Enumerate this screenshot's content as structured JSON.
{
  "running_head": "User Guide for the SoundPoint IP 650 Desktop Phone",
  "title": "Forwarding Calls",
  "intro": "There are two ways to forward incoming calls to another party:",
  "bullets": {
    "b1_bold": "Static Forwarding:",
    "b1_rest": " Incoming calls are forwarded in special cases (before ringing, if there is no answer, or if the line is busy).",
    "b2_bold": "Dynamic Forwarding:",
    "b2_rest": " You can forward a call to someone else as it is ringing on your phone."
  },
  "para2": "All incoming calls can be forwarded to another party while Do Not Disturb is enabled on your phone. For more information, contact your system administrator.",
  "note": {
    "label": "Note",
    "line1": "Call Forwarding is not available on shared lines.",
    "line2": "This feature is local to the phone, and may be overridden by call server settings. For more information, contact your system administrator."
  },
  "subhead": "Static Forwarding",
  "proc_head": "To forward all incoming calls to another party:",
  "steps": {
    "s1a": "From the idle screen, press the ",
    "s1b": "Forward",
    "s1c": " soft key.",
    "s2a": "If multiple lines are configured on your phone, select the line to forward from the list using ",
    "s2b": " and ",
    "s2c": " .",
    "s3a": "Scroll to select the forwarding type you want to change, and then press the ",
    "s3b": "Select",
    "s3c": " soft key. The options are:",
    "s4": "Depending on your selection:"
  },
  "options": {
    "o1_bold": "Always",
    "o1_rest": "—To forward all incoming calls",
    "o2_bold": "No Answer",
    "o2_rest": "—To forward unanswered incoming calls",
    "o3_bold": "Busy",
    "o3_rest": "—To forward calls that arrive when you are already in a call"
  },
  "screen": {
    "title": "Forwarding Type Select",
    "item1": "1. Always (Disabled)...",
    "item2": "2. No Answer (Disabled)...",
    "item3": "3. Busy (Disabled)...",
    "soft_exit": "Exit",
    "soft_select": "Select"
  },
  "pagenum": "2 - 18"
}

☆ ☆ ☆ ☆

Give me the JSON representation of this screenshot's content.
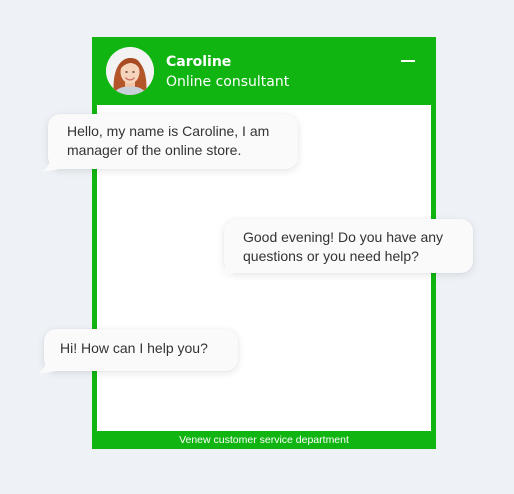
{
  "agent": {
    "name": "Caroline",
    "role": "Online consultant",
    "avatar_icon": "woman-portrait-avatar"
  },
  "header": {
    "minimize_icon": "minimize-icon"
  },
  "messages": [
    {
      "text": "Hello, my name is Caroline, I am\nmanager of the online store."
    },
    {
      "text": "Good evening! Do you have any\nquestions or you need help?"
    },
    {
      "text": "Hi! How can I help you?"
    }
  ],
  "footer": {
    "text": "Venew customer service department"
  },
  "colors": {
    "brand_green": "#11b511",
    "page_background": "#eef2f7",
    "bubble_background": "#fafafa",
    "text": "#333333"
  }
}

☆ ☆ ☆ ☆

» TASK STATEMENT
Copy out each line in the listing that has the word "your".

» SOLUTION
    "b2_rest": " You can forward a call to someone else as it is ringing on your phone."
  "para2": "All incoming calls can be forwarded to another party while Do Not Disturb is enabled on your phone. For more information, contact your system administrator.",
    "line2": "This feature is local to the phone, and may be overridden by call server settings. For more information, contact your system administrator."
    "s2a": "If multiple lines are configured on your phone, select the line to forward from the list using ",
    "s4": "Depending on your selection:"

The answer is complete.